# Required work
In the data below, which lines hold the word "JSON"? Copy them.

(Entries from a dataset of interfaces)
********************
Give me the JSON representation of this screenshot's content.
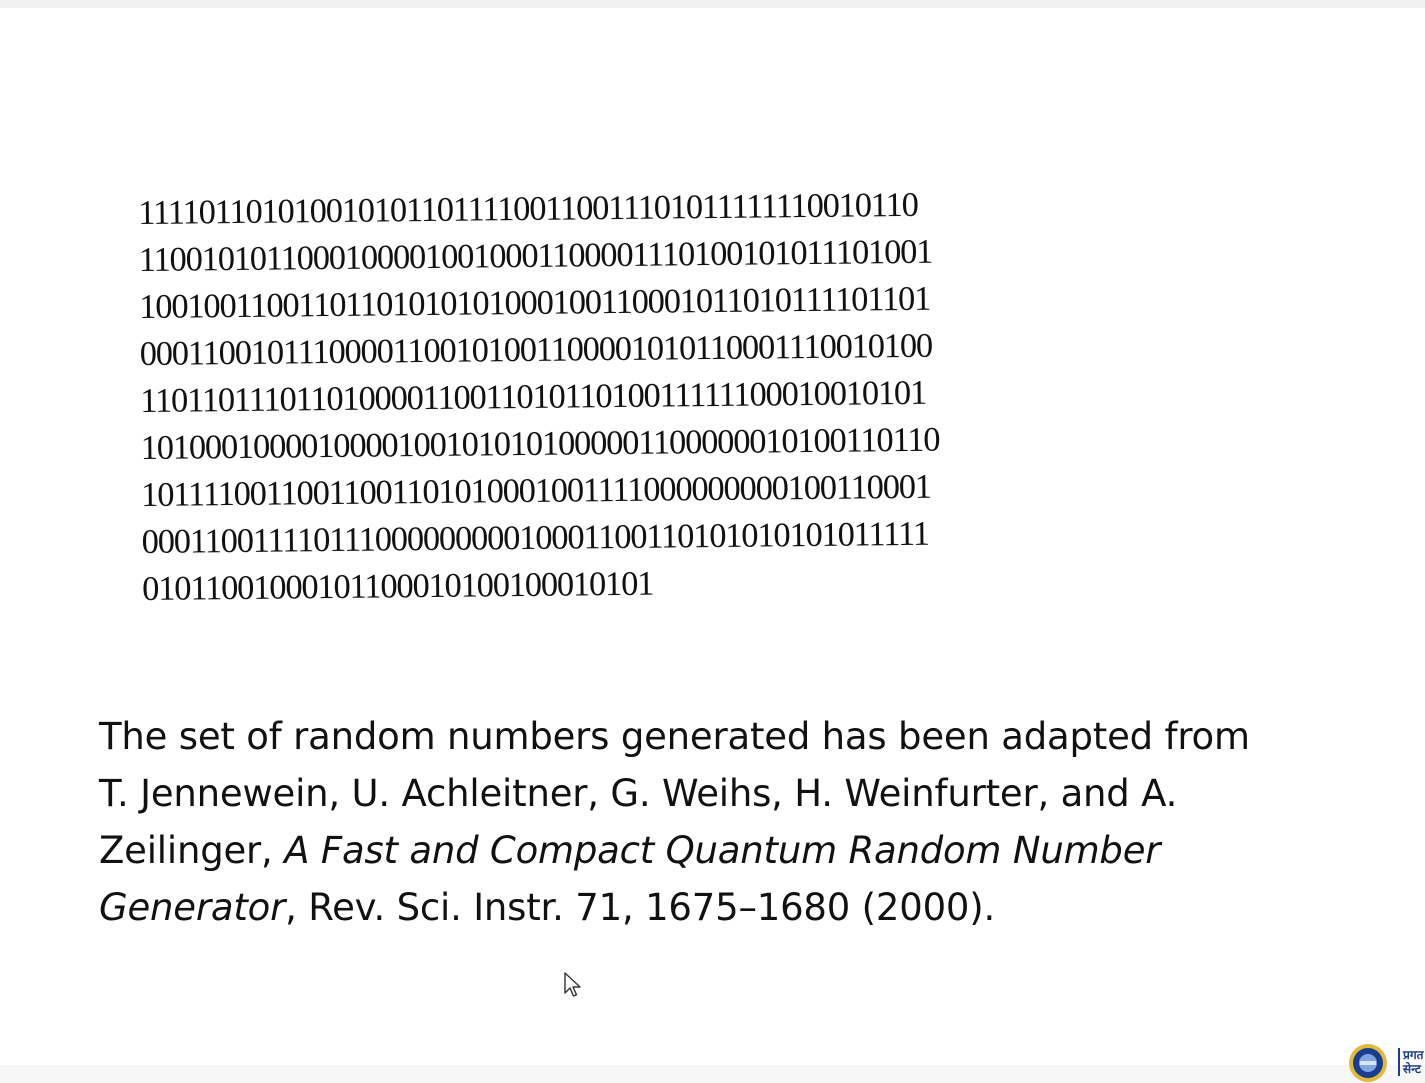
{
  "binary_lines": [
    "1111011010100101011011110011001110101111111001011​0",
    "1100101011000100001001000110000111010010101110100​1",
    "1001001100110110101010100010011000101101011110110​1",
    "0001100101110000110010100110000101011000111001010​0",
    "1101101110110100001100110101101001111110001001010​1",
    "1010001000010000100101010100000110000001010011011​0",
    "1011110011001100110101000100111100000000010011000​1",
    "0001100111101110000000001000110011010101010101111​1",
    "010110010001011000101001000101​01"
  ],
  "caption": {
    "line1": "The  set of random numbers generated has been adapted from",
    "line2": "T. Jennewein, U. Achleitner, G. Weihs, H. Weinfurter, and A.",
    "line3_plain": "Zeilinger, ",
    "line3_italic": "A Fast and Compact Quantum Random Number",
    "line4_italic": "Generator",
    "line4_plain": ", Rev. Sci. Instr. 71, 1675–1680 (2000)."
  },
  "logo": {
    "name": "institution-seal",
    "lettering": "प्रगत सेन्ट"
  },
  "colors": {
    "text": "#111111",
    "logo_blue": "#1a3d8f",
    "logo_gold": "#e0b83a"
  }
}
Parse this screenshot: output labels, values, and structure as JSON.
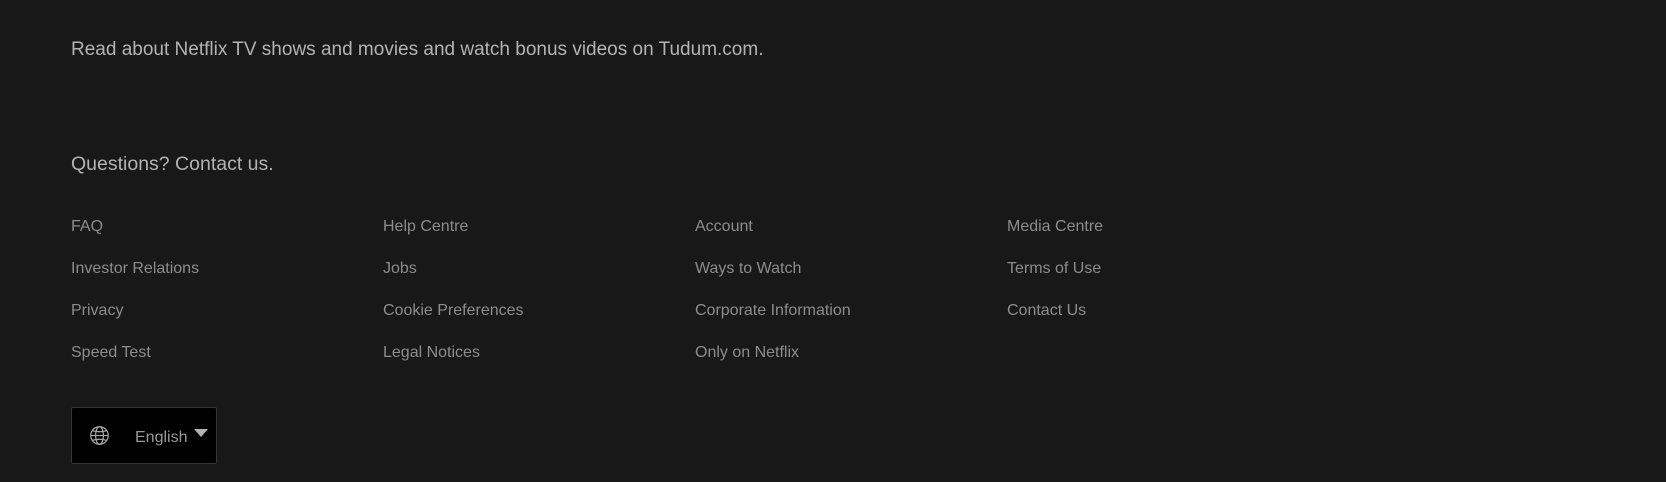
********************
# Answer to the problem
Give me the JSON representation of this screenshot's content.
Parse this screenshot: output labels, values, and structure as JSON.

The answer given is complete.